Data about app and page elements
------------------------------------------------------------------------

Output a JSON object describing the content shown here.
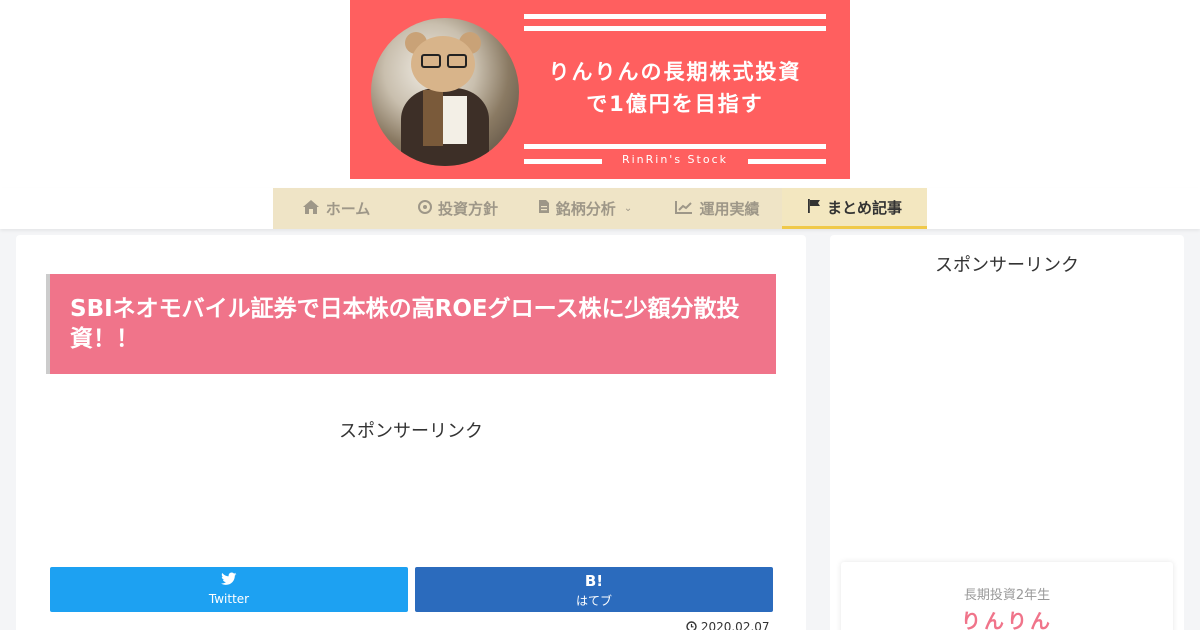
{
  "banner": {
    "title": "りんりんの長期株式投資\nで1億円を目指す",
    "subtitle": "RinRin's Stock",
    "bg_color": "#ff5f5f"
  },
  "nav": {
    "items": [
      {
        "label": "ホーム",
        "icon": "home-icon"
      },
      {
        "label": "投資方針",
        "icon": "circle-info-icon"
      },
      {
        "label": "銘柄分析",
        "icon": "document-icon",
        "has_dropdown": true
      },
      {
        "label": "運用実績",
        "icon": "line-chart-icon"
      },
      {
        "label": "まとめ記事",
        "icon": "flag-icon",
        "active": true
      }
    ]
  },
  "article": {
    "title": "SBIネオモバイル証券で日本株の高ROEグロース株に少額分散投資！！",
    "sponsor_label": "スポンサーリンク",
    "date": "2020.02.07"
  },
  "share": {
    "twitter_label": "Twitter",
    "hatena_icon": "B!",
    "hatena_label": "はてブ",
    "twitter_color": "#1da1f2",
    "hatena_color": "#2b6bbd"
  },
  "sidebar": {
    "sponsor_label": "スポンサーリンク",
    "profile_tag": "長期投資2年生",
    "profile_name": "りんりん"
  }
}
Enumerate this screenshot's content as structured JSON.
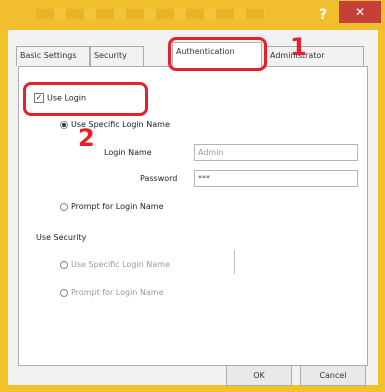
{
  "window": {
    "title": "",
    "help_label": "?",
    "close_label": "✕"
  },
  "tabs": [
    {
      "label": "Basic Settings"
    },
    {
      "label": "Security"
    },
    {
      "label": "Authentication"
    },
    {
      "label": "Administrator"
    }
  ],
  "callouts": {
    "step1": "1",
    "step2": "2"
  },
  "settings": {
    "use_login_label": "Use Login",
    "option_specific_label": "Use Specific Login Name",
    "login_name_label": "Login Name",
    "login_name_placeholder": "Admin",
    "password_label": "Password",
    "password_value": "***",
    "option_prompt_label": "Prompt for Login Name",
    "section_label": "Use Security",
    "option_specific_dim_label": "Use Specific Login Name",
    "option_prompt_dim_label": "Prompt for Login Name"
  },
  "buttons": {
    "ok_label": "OK",
    "cancel_label": "Cancel"
  },
  "colors": {
    "titlebar": "#f1bf2d",
    "close": "#c6403a",
    "highlight": "#e8202b"
  }
}
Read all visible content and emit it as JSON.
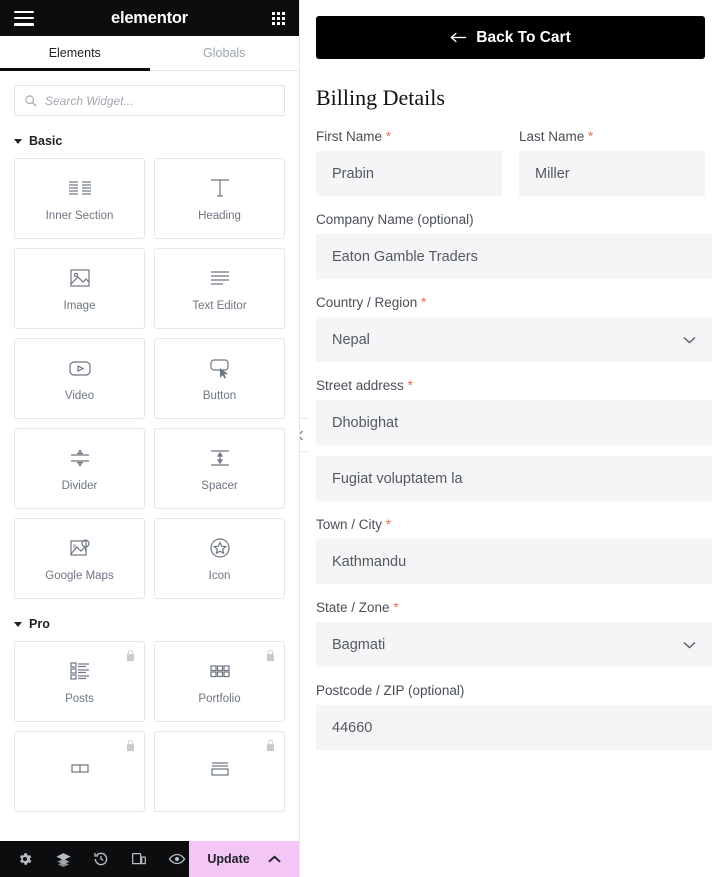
{
  "panel": {
    "brand": "elementor",
    "menu_icon": "hamburger-icon",
    "apps_icon": "grid-apps-icon",
    "tabs": [
      {
        "label": "Elements",
        "active": true
      },
      {
        "label": "Globals",
        "active": false
      }
    ],
    "search": {
      "placeholder": "Search Widget...",
      "value": ""
    },
    "categories": [
      {
        "title": "Basic",
        "widgets": [
          {
            "label": "Inner Section",
            "icon": "inner-section-icon",
            "pro": false
          },
          {
            "label": "Heading",
            "icon": "heading-icon",
            "pro": false
          },
          {
            "label": "Image",
            "icon": "image-icon",
            "pro": false
          },
          {
            "label": "Text Editor",
            "icon": "text-editor-icon",
            "pro": false
          },
          {
            "label": "Video",
            "icon": "video-icon",
            "pro": false
          },
          {
            "label": "Button",
            "icon": "button-icon",
            "pro": false
          },
          {
            "label": "Divider",
            "icon": "divider-icon",
            "pro": false
          },
          {
            "label": "Spacer",
            "icon": "spacer-icon",
            "pro": false
          },
          {
            "label": "Google Maps",
            "icon": "google-maps-icon",
            "pro": false
          },
          {
            "label": "Icon",
            "icon": "star-icon",
            "pro": false
          }
        ]
      },
      {
        "title": "Pro",
        "widgets": [
          {
            "label": "Posts",
            "icon": "posts-icon",
            "pro": true
          },
          {
            "label": "Portfolio",
            "icon": "portfolio-icon",
            "pro": true
          },
          {
            "label": "",
            "icon": "slides-icon",
            "pro": true
          },
          {
            "label": "",
            "icon": "form-icon",
            "pro": true
          }
        ]
      }
    ],
    "footer": {
      "buttons": [
        {
          "name": "settings-icon"
        },
        {
          "name": "navigator-icon"
        },
        {
          "name": "history-icon"
        },
        {
          "name": "responsive-mode-icon"
        },
        {
          "name": "preview-icon"
        }
      ],
      "update_label": "Update",
      "update_color": "#f4c6f6",
      "arrow_icon": "chevron-up-icon"
    }
  },
  "preview": {
    "back_to_cart": {
      "label": "Back To Cart",
      "icon": "arrow-left-icon"
    },
    "title": "Billing Details",
    "required_mark": "*",
    "collapse_handle_icon": "chevron-left-icon",
    "fields": [
      {
        "label": "First Name",
        "required": true,
        "value": "Prabin",
        "type": "text"
      },
      {
        "label": "Last Name",
        "required": true,
        "value": "Miller",
        "type": "text"
      },
      {
        "label": "Company Name (optional)",
        "required": false,
        "value": "Eaton Gamble Traders",
        "type": "text"
      },
      {
        "label": "Country / Region",
        "required": true,
        "value": "Nepal",
        "type": "select"
      },
      {
        "label": "Street address",
        "required": true,
        "value": "Dhobighat",
        "type": "text"
      },
      {
        "label": "",
        "required": false,
        "value": "Fugiat voluptatem la",
        "type": "text"
      },
      {
        "label": "Town / City",
        "required": true,
        "value": "Kathmandu",
        "type": "text"
      },
      {
        "label": "State / Zone",
        "required": true,
        "value": "Bagmati",
        "type": "select"
      },
      {
        "label": "Postcode / ZIP (optional)",
        "required": false,
        "value": "44660",
        "type": "text"
      }
    ]
  }
}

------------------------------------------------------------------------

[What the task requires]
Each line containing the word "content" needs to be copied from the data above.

[Written reply]
Output a JSON object describing the content shown here.
Enumerate this screenshot's content as structured JSON.
Read all visible content and emit it as JSON.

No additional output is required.